-- Extracted material --
---
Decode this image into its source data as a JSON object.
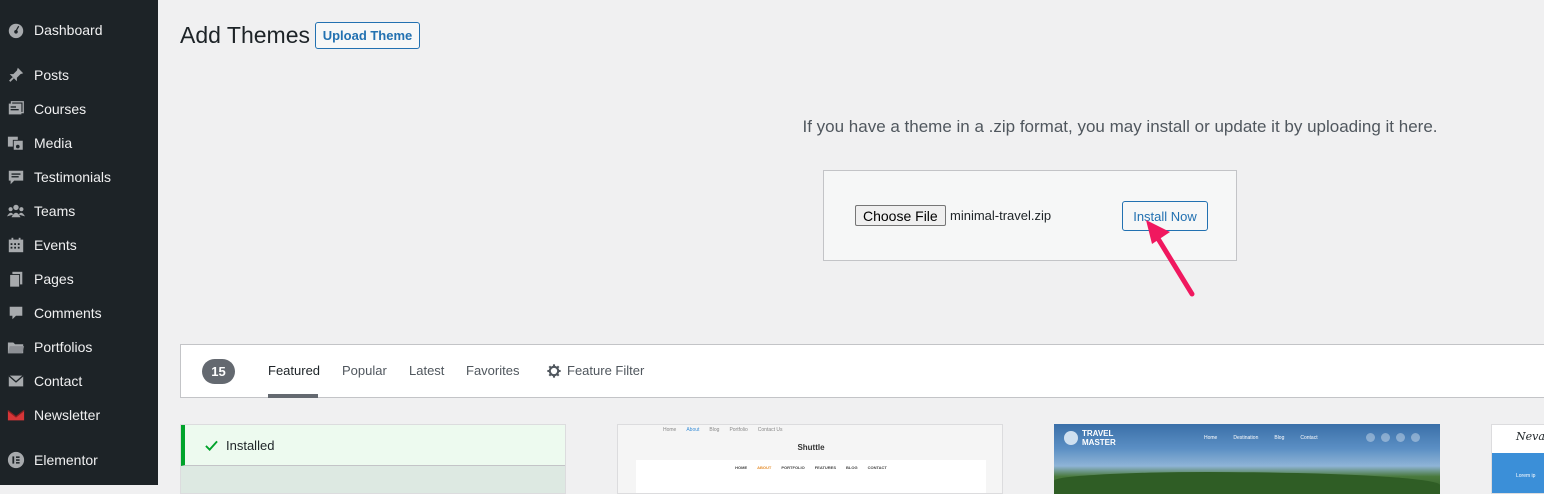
{
  "sidebar": {
    "items": [
      {
        "label": "Dashboard",
        "icon": "dashboard-icon"
      },
      {
        "label": "Posts",
        "icon": "pin-icon"
      },
      {
        "label": "Courses",
        "icon": "courses-icon"
      },
      {
        "label": "Media",
        "icon": "media-icon"
      },
      {
        "label": "Testimonials",
        "icon": "testimonial-icon"
      },
      {
        "label": "Teams",
        "icon": "teams-icon"
      },
      {
        "label": "Events",
        "icon": "calendar-icon"
      },
      {
        "label": "Pages",
        "icon": "pages-icon"
      },
      {
        "label": "Comments",
        "icon": "comment-icon"
      },
      {
        "label": "Portfolios",
        "icon": "folder-icon"
      },
      {
        "label": "Contact",
        "icon": "envelope-icon"
      },
      {
        "label": "Newsletter",
        "icon": "mail-icon"
      },
      {
        "label": "Elementor",
        "icon": "elementor-icon"
      }
    ]
  },
  "header": {
    "title": "Add Themes",
    "upload_button": "Upload Theme"
  },
  "upload": {
    "help_text": "If you have a theme in a .zip format, you may install or update it by uploading it here.",
    "choose_file_label": "Choose File",
    "file_name": "minimal-travel.zip",
    "install_button": "Install Now",
    "arrow_color": "#f0185f"
  },
  "filter_bar": {
    "count": "15",
    "tabs": [
      "Featured",
      "Popular",
      "Latest",
      "Favorites"
    ],
    "active_tab": "Featured",
    "feature_filter": "Feature Filter"
  },
  "themes": {
    "installed_label": "Installed",
    "card2": {
      "nav": [
        "Home",
        "About",
        "Blog",
        "Portfolio",
        "Contact Us"
      ],
      "title": "Shuttle",
      "menu": [
        "HOME",
        "ABOUT",
        "PORTFOLIO",
        "FEATURES",
        "BLOG",
        "CONTACT"
      ]
    },
    "card3": {
      "logo_line1": "TRAVEL",
      "logo_line2": "MASTER",
      "nav": [
        "Home",
        "Destination",
        "Blog",
        "Contact"
      ]
    },
    "card4": {
      "script_title": "Nevad",
      "text": "Lorem ip"
    }
  },
  "colors": {
    "sidebar_bg": "#1d2327",
    "accent": "#2271b1",
    "installed_green": "#00a32a"
  }
}
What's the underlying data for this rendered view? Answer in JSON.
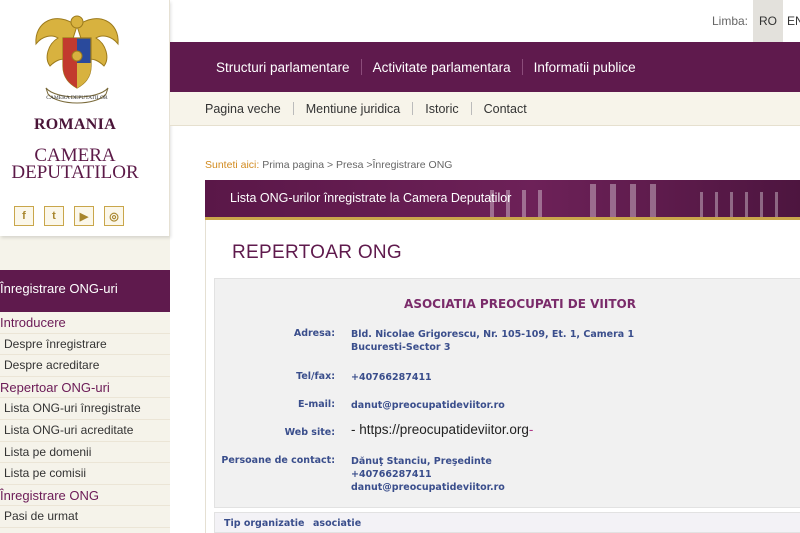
{
  "header": {
    "country": "ROMANIA",
    "institution_line1": "CAMERA",
    "institution_line2": "DEPUTATILOR",
    "coat_text": "CAMERA DEPUTATILOR",
    "lang_label": "Limba:",
    "lang_ro": "RO",
    "lang_en": "EN"
  },
  "socials": [
    {
      "icon": "facebook-icon",
      "glyph": "f"
    },
    {
      "icon": "twitter-icon",
      "glyph": "t"
    },
    {
      "icon": "youtube-icon",
      "glyph": "▶"
    },
    {
      "icon": "instagram-icon",
      "glyph": "◎"
    }
  ],
  "main_nav": [
    "Structuri parlamentare",
    "Activitate parlamentara",
    "Informatii publice"
  ],
  "sub_nav": [
    "Pagina veche",
    "Mentiune juridica",
    "Istoric",
    "Contact"
  ],
  "sidebar": {
    "heading": "Înregistrare ONG-uri",
    "items": [
      {
        "label": "Introducere",
        "type": "category"
      },
      {
        "label": "Despre înregistrare",
        "type": "item"
      },
      {
        "label": "Despre acreditare",
        "type": "item"
      },
      {
        "label": "Repertoar ONG-uri",
        "type": "category"
      },
      {
        "label": "Lista ONG-uri înregistrate",
        "type": "item"
      },
      {
        "label": "Lista ONG-uri acreditate",
        "type": "item"
      },
      {
        "label": "Lista pe domenii",
        "type": "item"
      },
      {
        "label": "Lista pe comisii",
        "type": "item"
      },
      {
        "label": "Înregistrare ONG",
        "type": "category"
      },
      {
        "label": "Pasi de urmat",
        "type": "item"
      }
    ]
  },
  "breadcrumb": {
    "lead": "Sunteti aici:",
    "path": "Prima pagina > Presa >Înregistrare ONG"
  },
  "banner": {
    "title": "Lista ONG-urilor înregistrate la Camera Deputatilor"
  },
  "page": {
    "title": "REPERTOAR ONG"
  },
  "org": {
    "name": "ASOCIATIA PREOCUPATI DE VIITOR",
    "address_label": "Adresa:",
    "address_line1": "Bld. Nicolae Grigorescu, Nr. 105-109, Et. 1, Camera 1",
    "address_line2": "Bucuresti-Sector 3",
    "phone_label": "Tel/fax:",
    "phone": "+40766287411",
    "email_label": "E-mail:",
    "email": "danut@preocupatideviitor.ro",
    "web_label": "Web site:",
    "web_prefix": "- ",
    "web_url": "https://preocupatideviitor.org",
    "web_suffix": "-",
    "contacts_label": "Persoane de contact:",
    "contact_name": "Dănuţ Stanciu, Preşedinte",
    "contact_phone": "+40766287411",
    "contact_email": "danut@preocupatideviitor.ro",
    "type_label": "Tip organizatie",
    "type_value": "asociatie"
  },
  "colors": {
    "brand": "#5f1a4d",
    "label_blue": "#3a4e8c",
    "accent_gold": "#c9a64b"
  }
}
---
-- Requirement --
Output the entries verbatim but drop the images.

-- Answer space --
Decode this image into its source data as a JSON object.
{
  "sidebar": {
    "items": [
      {
        "label": "Dashboard",
        "icon": "dashboard-icon"
      },
      {
        "label": "Posts",
        "icon": "pin-icon"
      },
      {
        "label": "Courses",
        "icon": "courses-icon"
      },
      {
        "label": "Media",
        "icon": "media-icon"
      },
      {
        "label": "Testimonials",
        "icon": "testimonial-icon"
      },
      {
        "label": "Teams",
        "icon": "teams-icon"
      },
      {
        "label": "Events",
        "icon": "calendar-icon"
      },
      {
        "label": "Pages",
        "icon": "pages-icon"
      },
      {
        "label": "Comments",
        "icon": "comment-icon"
      },
      {
        "label": "Portfolios",
        "icon": "folder-icon"
      },
      {
        "label": "Contact",
        "icon": "envelope-icon"
      },
      {
        "label": "Newsletter",
        "icon": "mail-icon"
      },
      {
        "label": "Elementor",
        "icon": "elementor-icon"
      }
    ]
  },
  "header": {
    "title": "Add Themes",
    "upload_button": "Upload Theme"
  },
  "upload": {
    "help_text": "If you have a theme in a .zip format, you may install or update it by uploading it here.",
    "choose_file_label": "Choose File",
    "file_name": "minimal-travel.zip",
    "install_button": "Install Now",
    "arrow_color": "#f0185f"
  },
  "filter_bar": {
    "count": "15",
    "tabs": [
      "Featured",
      "Popular",
      "Latest",
      "Favorites"
    ],
    "active_tab": "Featured",
    "feature_filter": "Feature Filter"
  },
  "themes": {
    "installed_label": "Installed",
    "card2": {
      "nav": [
        "Home",
        "About",
        "Blog",
        "Portfolio",
        "Contact Us"
      ],
      "title": "Shuttle",
      "menu": [
        "HOME",
        "ABOUT",
        "PORTFOLIO",
        "FEATURES",
        "BLOG",
        "CONTACT"
      ]
    },
    "card3": {
      "logo_line1": "TRAVEL",
      "logo_line2": "MASTER",
      "nav": [
        "Home",
        "Destination",
        "Blog",
        "Contact"
      ]
    },
    "card4": {
      "script_title": "Nevad",
      "text": "Lorem ip"
    }
  },
  "colors": {
    "sidebar_bg": "#1d2327",
    "accent": "#2271b1",
    "installed_green": "#00a32a"
  }
}
What's the underlying data for this rendered view? Answer in JSON.
{
  "header": {
    "country": "ROMANIA",
    "institution_line1": "CAMERA",
    "institution_line2": "DEPUTATILOR",
    "coat_text": "CAMERA DEPUTATILOR",
    "lang_label": "Limba:",
    "lang_ro": "RO",
    "lang_en": "EN"
  },
  "socials": [
    {
      "icon": "facebook-icon",
      "glyph": "f"
    },
    {
      "icon": "twitter-icon",
      "glyph": "t"
    },
    {
      "icon": "youtube-icon",
      "glyph": "▶"
    },
    {
      "icon": "instagram-icon",
      "glyph": "◎"
    }
  ],
  "main_nav": [
    "Structuri parlamentare",
    "Activitate parlamentara",
    "Informatii publice"
  ],
  "sub_nav": [
    "Pagina veche",
    "Mentiune juridica",
    "Istoric",
    "Contact"
  ],
  "sidebar": {
    "heading": "Înregistrare ONG-uri",
    "items": [
      {
        "label": "Introducere",
        "type": "category"
      },
      {
        "label": "Despre înregistrare",
        "type": "item"
      },
      {
        "label": "Despre acreditare",
        "type": "item"
      },
      {
        "label": "Repertoar ONG-uri",
        "type": "category"
      },
      {
        "label": "Lista ONG-uri înregistrate",
        "type": "item"
      },
      {
        "label": "Lista ONG-uri acreditate",
        "type": "item"
      },
      {
        "label": "Lista pe domenii",
        "type": "item"
      },
      {
        "label": "Lista pe comisii",
        "type": "item"
      },
      {
        "label": "Înregistrare ONG",
        "type": "category"
      },
      {
        "label": "Pasi de urmat",
        "type": "item"
      }
    ]
  },
  "breadcrumb": {
    "lead": "Sunteti aici:",
    "path": "Prima pagina > Presa >Înregistrare ONG"
  },
  "banner": {
    "title": "Lista ONG-urilor înregistrate la Camera Deputatilor"
  },
  "page": {
    "title": "REPERTOAR ONG"
  },
  "org": {
    "name": "ASOCIATIA PREOCUPATI DE VIITOR",
    "address_label": "Adresa:",
    "address_line1": "Bld. Nicolae Grigorescu, Nr. 105-109, Et. 1, Camera 1",
    "address_line2": "Bucuresti-Sector 3",
    "phone_label": "Tel/fax:",
    "phone": "+40766287411",
    "email_label": "E-mail:",
    "email": "danut@preocupatideviitor.ro",
    "web_label": "Web site:",
    "web_prefix": "- ",
    "web_url": "https://preocupatideviitor.org",
    "web_suffix": "-",
    "contacts_label": "Persoane de contact:",
    "contact_name": "Dănuţ Stanciu, Preşedinte",
    "contact_phone": "+40766287411",
    "contact_email": "danut@preocupatideviitor.ro",
    "type_label": "Tip organizatie",
    "type_value": "asociatie"
  },
  "colors": {
    "brand": "#5f1a4d",
    "label_blue": "#3a4e8c",
    "accent_gold": "#c9a64b"
  }
}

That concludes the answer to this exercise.